Next go to the Social Security Administration and apply for Social Security Supplemental Income. The Administration may send you to a psychologist to verify your child’s disability. Be sure to make multiple copies of those findings, too. You think they will keep this information in a file or computer, but don’t bet on it. If you qualify for SSI it may come medical coupons to help off-set some of the medical costs associated with raising a special needs child.
You may also qualify for Respite Care and depending on the level of your offspring’s disability it may be a life saver. It is difficult to find qualified Respite Care givers, but if your child is in Special Education classes there may be Para educators in your child’s school who do Respite Care evenings and weekends or you may know college students who are familiar with our child and can get signed up to do Respite Care.
As your child gets to middle and high school age, get him/her signed up with the Department of Developmental Disabilities. As your child receives training in school toward a job, monies will be available to help support them in a job when they exit public school. If you are lucky, your child will find a compatible job before that support runs out. Depending on your child’s disability you may have to decide between quitting your own job to take up the slack in supporting your child’s job or giving up on employment for your child. I know more than one parent who has chosen the latter route.
With employment will come extensive record keeping of pay stubs and a roller coaster of SSI amounts on monthly checks. In the event that your child becomes unemployed getting your SSI payments restored to their original amount may take you one to two years depending on the cooperation of your child’s employer. You may have to make a career of sitting on hold trying to speak with a human being to convince your child is not working.
The most frustrating part of dealing with the Social Security Administration is when they decide that your child needs to be reevaluated to make sure they have not been cured of their disability. We ran into this when my daughter, who has Down’s Syndrome was sixteen. We had moved from California where we were receiving SSI payments to Washington. When I attempted to get her payments moved to Washington the office in Astoria Oregon, the nearest to our home, decided that she needed to be reevaluated. I couldn’t believe that a governmental office would ask a family to prove that a child still had a genetic anomaly—had not been cured in the night. I assured them that should I awake some morning to find my daughter “cured” they would be the first to know right after the Pope. It didn’t matter.
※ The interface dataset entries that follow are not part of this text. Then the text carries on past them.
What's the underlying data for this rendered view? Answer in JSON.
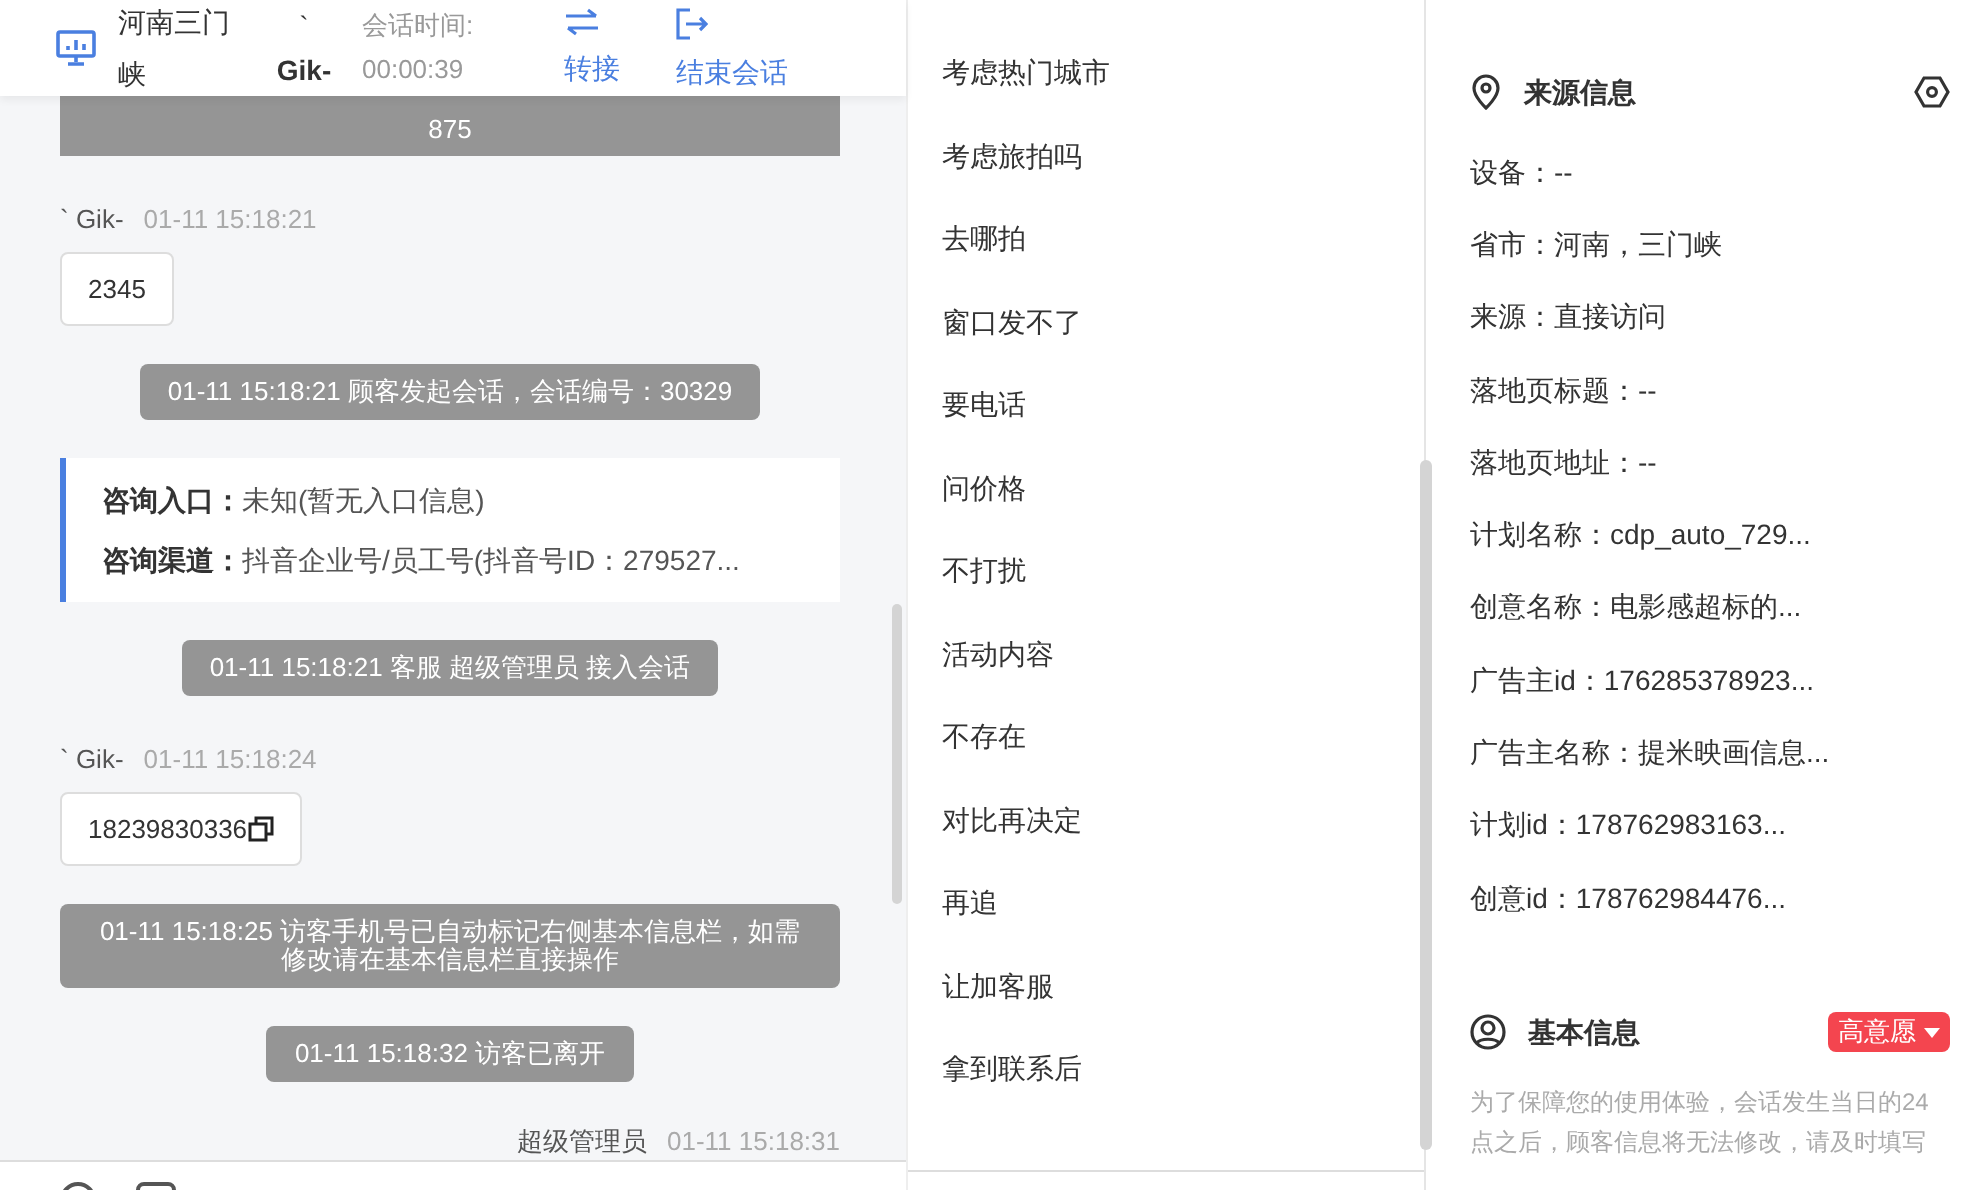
{
  "header": {
    "visitor_name": "河南三门峡",
    "visitor_mark": "`",
    "visitor_nick": "Gik-",
    "timer_label": "会话时间:",
    "timer": "00:00:39",
    "actions": [
      {
        "kind": "transfer",
        "label": "转接"
      },
      {
        "kind": "end",
        "label": "结束会话"
      }
    ]
  },
  "messages": [
    {
      "kind": "system",
      "partial": true,
      "text": "875"
    },
    {
      "kind": "visitor",
      "sender": "` Gik-",
      "time": "01-11 15:18:21",
      "text": "2345",
      "copyable": false
    },
    {
      "kind": "system",
      "partial": false,
      "text": "01-11 15:18:21 顾客发起会话，会话编号：30329"
    },
    {
      "kind": "info",
      "rows": [
        {
          "label": "咨询入口：",
          "value": "未知(暂无入口信息)"
        },
        {
          "label": "咨询渠道：",
          "value": "抖音企业号/员工号(抖音号ID：279527..."
        }
      ]
    },
    {
      "kind": "system",
      "partial": false,
      "text": "01-11 15:18:21 客服 超级管理员 接入会话"
    },
    {
      "kind": "visitor",
      "sender": "` Gik-",
      "time": "01-11 15:18:24",
      "text": "18239830336",
      "copyable": true
    },
    {
      "kind": "system",
      "partial": false,
      "text": "01-11 15:18:25 访客手机号已自动标记右侧基本信息栏，如需修改请在基本信息栏直接操作"
    },
    {
      "kind": "system",
      "partial": false,
      "text": "01-11 15:18:32 访客已离开"
    },
    {
      "kind": "agent",
      "sender": "超级管理员",
      "time": "01-11 15:18:31"
    }
  ],
  "quick_replies": [
    "考虑热门城市",
    "考虑旅拍吗",
    "去哪拍",
    "窗口发不了",
    "要电话",
    "问价格",
    "不打扰",
    "活动内容",
    "不存在",
    "对比再决定",
    "再追",
    "让加客服",
    "拿到联系后"
  ],
  "source_info": {
    "title": "来源信息",
    "fields": [
      "设备：--",
      "省市：河南，三门峡",
      "来源：直接访问",
      "落地页标题：--",
      "落地页地址：--",
      "计划名称：cdp_auto_729...",
      "创意名称：电影感超标的...",
      "广告主id：176285378923...",
      "广告主名称：提米映画信息...",
      "计划id：178762983163...",
      "创意id：178762984476..."
    ]
  },
  "basic_info": {
    "title": "基本信息",
    "intent": "高意愿",
    "notice": "为了保障您的使用体验，会话发生当日的24点之后，顾客信息将无法修改，请及时填写"
  }
}
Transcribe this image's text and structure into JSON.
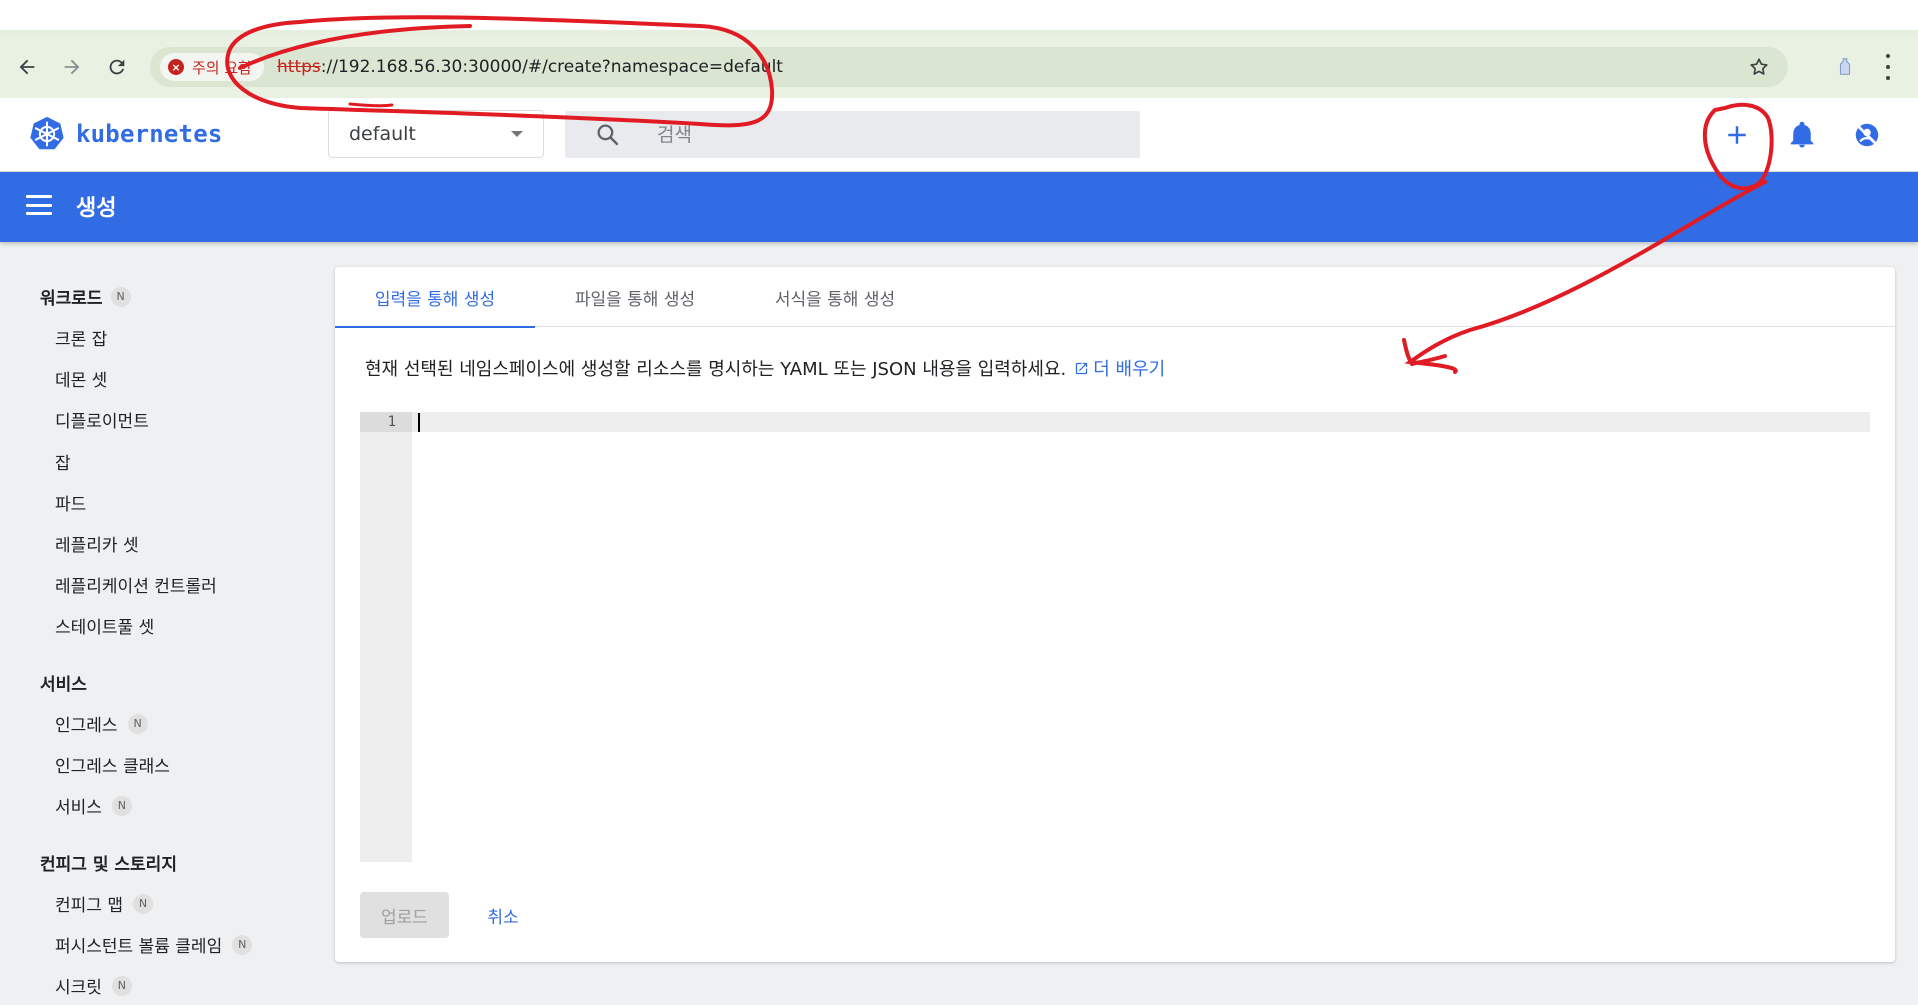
{
  "browser": {
    "security_text": "주의 요함",
    "url_scheme": "https",
    "url_rest": "://192.168.56.30:30000/#/create?namespace=default"
  },
  "header": {
    "brand": "kubernetes",
    "namespace": "default",
    "search_placeholder": "검색"
  },
  "titlebar": {
    "title": "생성"
  },
  "sidebar": {
    "sections": [
      {
        "label": "워크로드",
        "badge": "N"
      },
      {
        "label": "서비스"
      },
      {
        "label": "컨피그 및 스토리지"
      }
    ],
    "workloads": [
      "크론 잡",
      "데몬 셋",
      "디플로이먼트",
      "잡",
      "파드",
      "레플리카 셋",
      "레플리케이션 컨트롤러",
      "스테이트풀 셋"
    ],
    "services": [
      {
        "label": "인그레스",
        "badge": "N"
      },
      {
        "label": "인그레스 클래스"
      },
      {
        "label": "서비스",
        "badge": "N"
      }
    ],
    "config": [
      {
        "label": "컨피그 맵",
        "badge": "N"
      },
      {
        "label": "퍼시스턴트 볼륨 클레임",
        "badge": "N"
      },
      {
        "label": "시크릿",
        "badge": "N"
      }
    ]
  },
  "card": {
    "tabs": [
      "입력을 통해 생성",
      "파일을 통해 생성",
      "서식을 통해 생성"
    ],
    "description": "현재 선택된 네임스페이스에 생성할 리소스를 명시하는 YAML 또는 JSON 내용을 입력하세요.",
    "learn_more": "더 배우기",
    "line_number": "1",
    "upload_label": "업로드",
    "cancel_label": "취소"
  },
  "colors": {
    "brand_blue": "#326ce5",
    "annotation_red": "#e01b24",
    "error_red": "#c5221f"
  }
}
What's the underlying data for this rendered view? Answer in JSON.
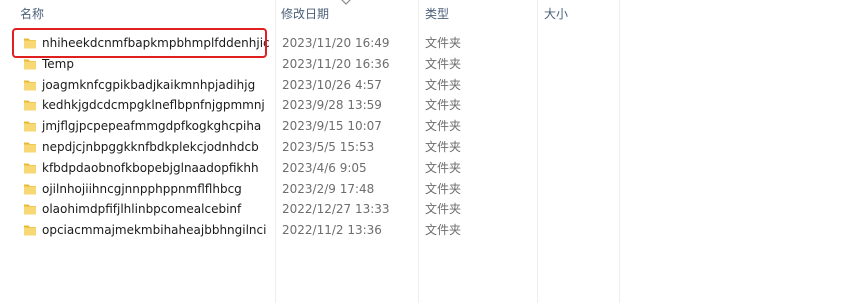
{
  "header": {
    "name_label": "名称",
    "date_label": "修改日期",
    "type_label": "类型",
    "size_label": "大小"
  },
  "rows": [
    {
      "name": "nhiheekdcnmfbapkmpbhmplfddenhjic",
      "date": "2023/11/20 16:49",
      "type": "文件夹",
      "size": ""
    },
    {
      "name": "Temp",
      "date": "2023/11/20 16:36",
      "type": "文件夹",
      "size": ""
    },
    {
      "name": "joagmknfcgpikbadjkaikmnhpjadihjg",
      "date": "2023/10/26 4:57",
      "type": "文件夹",
      "size": ""
    },
    {
      "name": "kedhkjgdcdcmpgklneflbpnfnjgpmmnj",
      "date": "2023/9/28 13:59",
      "type": "文件夹",
      "size": ""
    },
    {
      "name": "jmjflgjpcpepeafmmgdpfkogkghcpiha",
      "date": "2023/9/15 10:07",
      "type": "文件夹",
      "size": ""
    },
    {
      "name": "nepdjcjnbpggkknfbdkplekcjodnhdcb",
      "date": "2023/5/5 15:53",
      "type": "文件夹",
      "size": ""
    },
    {
      "name": "kfbdpdaobnofkbopebjglnaadopfikhh",
      "date": "2023/4/6 9:05",
      "type": "文件夹",
      "size": ""
    },
    {
      "name": "ojilnhojiihncgjnnpphppnmflflhbcg",
      "date": "2023/2/9 17:48",
      "type": "文件夹",
      "size": ""
    },
    {
      "name": "olaohimdpfifjlhlinbpcomealcebinf",
      "date": "2022/12/27 13:33",
      "type": "文件夹",
      "size": ""
    },
    {
      "name": "opciacmmajmekmbihaheajbbhngilnci",
      "date": "2022/11/2 13:36",
      "type": "文件夹",
      "size": ""
    }
  ],
  "icons": {
    "folder": "folder-icon",
    "sort": "chevron-down-icon"
  },
  "colors": {
    "folder_fill": "#f8d775",
    "folder_tab": "#e8b931",
    "highlight": "#e02020"
  }
}
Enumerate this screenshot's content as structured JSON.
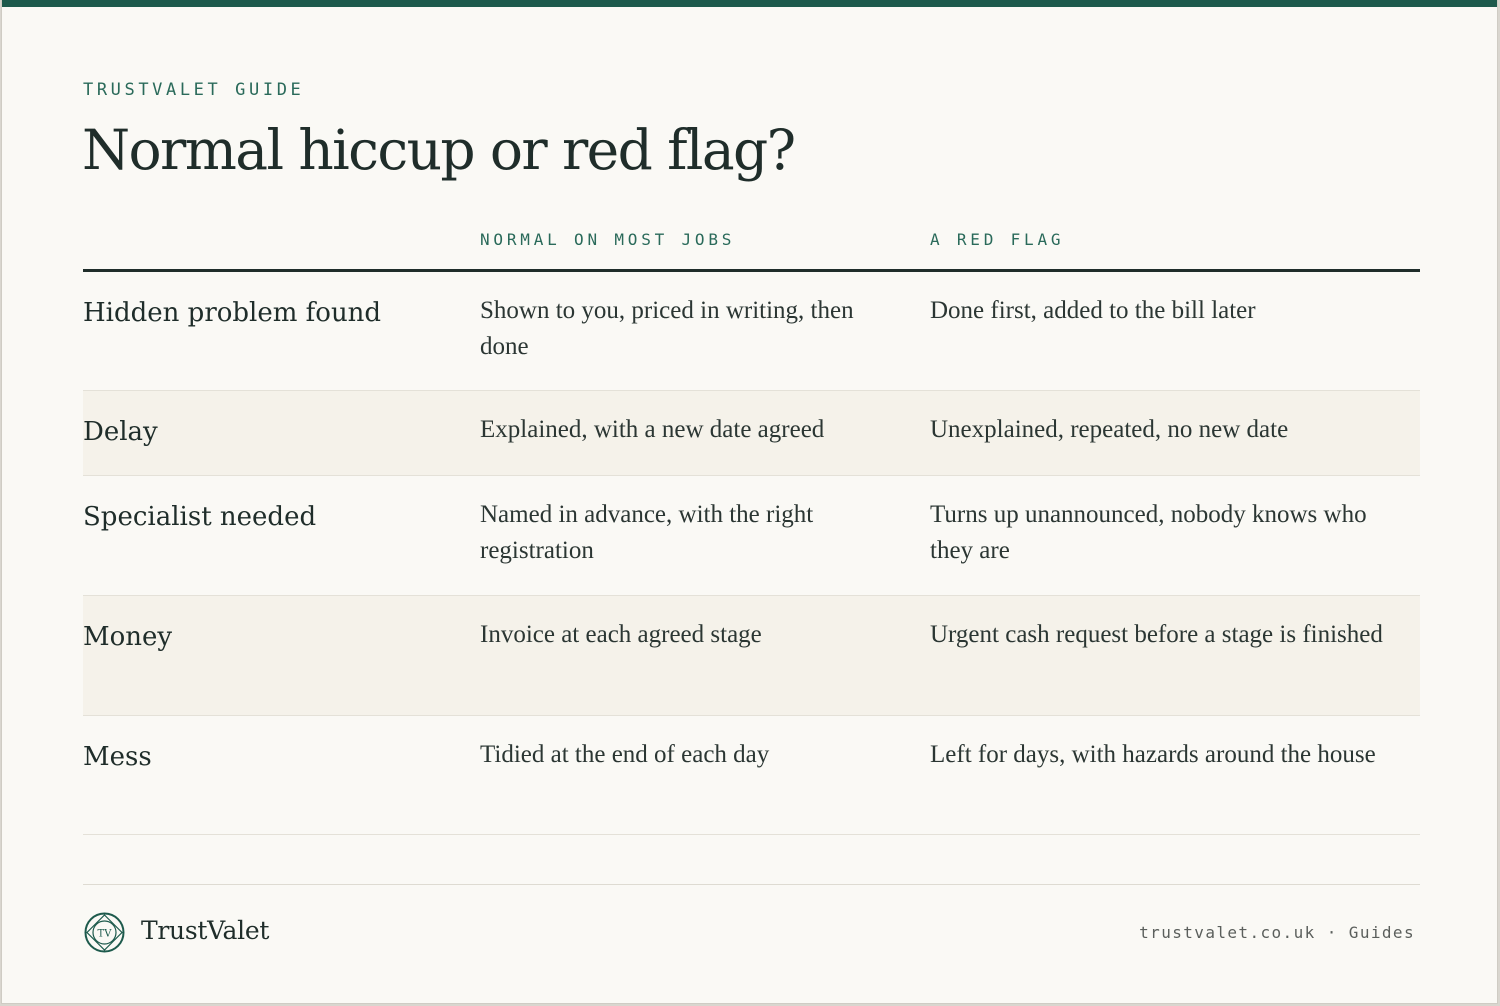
{
  "eyebrow": "TRUSTVALET GUIDE",
  "title": "Normal hiccup or red flag?",
  "columns": {
    "normal": "NORMAL ON MOST JOBS",
    "red_flag": "A RED FLAG"
  },
  "rows": [
    {
      "label": "Hidden problem found",
      "normal": "Shown to you, priced in writing, then done",
      "red_flag": "Done first, added to the bill later"
    },
    {
      "label": "Delay",
      "normal": "Explained, with a new date agreed",
      "red_flag": "Unexplained, repeated, no new date"
    },
    {
      "label": "Specialist needed",
      "normal": "Named in advance, with the right registration",
      "red_flag": "Turns up unannounced, nobody knows who they are"
    },
    {
      "label": "Money",
      "normal": "Invoice at each agreed stage",
      "red_flag": "Urgent cash request before a stage is finished"
    },
    {
      "label": "Mess",
      "normal": "Tidied at the end of each day",
      "red_flag": "Left for days, with hazards around the house"
    }
  ],
  "footer": {
    "logo_icon": "tv-monogram-icon",
    "logo_monogram": "TV",
    "brand": "TrustValet",
    "site": "trustvalet.co.uk",
    "separator": "·",
    "section": "Guides"
  },
  "colors": {
    "accent": "#1d5a4c",
    "background": "#faf9f5",
    "shaded_row": "#f5f2ea",
    "text": "#1f2d2a"
  }
}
The entire process of Social Security finding a psychologist to test my daughter took six months. In the meantime we lost her benefits. Simultaneously I lost my job and during that time we lived on unemployment and my meager savings. Finally we got an appointment to see the psychologist. He called to schedule the visit and told me that I would be leaving my daughter with him for a couple of hours. I could go shopping or something since he had no waiting room. No way was I going to leave a handicapped young woman with a strange man, psychologist or no, alone for two hours and I told him so. Well, he told me, I’d have to wait in the hall. When we arrived at the office and I knocked on the door the psychologist opened it, took one look at my daughter and said, “They didn’t tell me she has Down’s Syndrome. This will take about 15 minutes for me to fill out the paperwork.” It took about ten.
It was another month before we received a check for seven months worth of SSI payments, sans interest. In the meantime I’d exhausted our savings, had a car on its last legs, and literally pounded on the counter of the Astoria Social Security in desperation over not having the money. That office now has Plexiglas to prevent irate recipients from doing that or worse.
When my daughter exited the public school system at age 21, no one bothered to tell us that I could receive Parent Care Provider money for continuing to care for her. After initially registering with the Tacoma DDD after moving from Nachotta to Gig Harbor they contracted with a private agency to support her in employment for a few years. After that we were largely ignored until we got a new case manager. That is when I discovered that I could have been receiving Parent Care Provider money for doing what I consider to be my job, caring for my daughter at home. Even after it was offered to me, something of my grandfather’s pride that prevented him from going on “the dole” during the Great Depression, prevented me from applying for two years. Finally I decided that it would be a good idea in case something happened to me so my husband could step into the position or one of her brothers. If you have a special needs child who has reached majority age and you are still caring for him/her at home do not hesitate to apply. We’ve had good case managers and bad ones and the yearly evaluation takes an afternoon, but if you’re lucky you can do it over a pot of tea with a nice person.
Now my daughter is nearly 38 years old and Social Security is once again wanting to determine if some miracle has happened and she no longer has Down’s Syndrome. Why, in this age of computers, recipients who have a genetic condition that prevents them from functioning in the general population cannot have their files coded as such is beyond me. Why they can’t read the findings of the psychologist in Astoria in 1987 and see that she has a condition that is not going to improve, in all likelihood will worsen over time, is also beyond me. So once again I have to prove that she is still mentally and physically handicapped. Paper trail. Parents, be prepared. Don’t assume that only an idiot could doubt your child’s disability. There are idiots working at the Social Security Administration.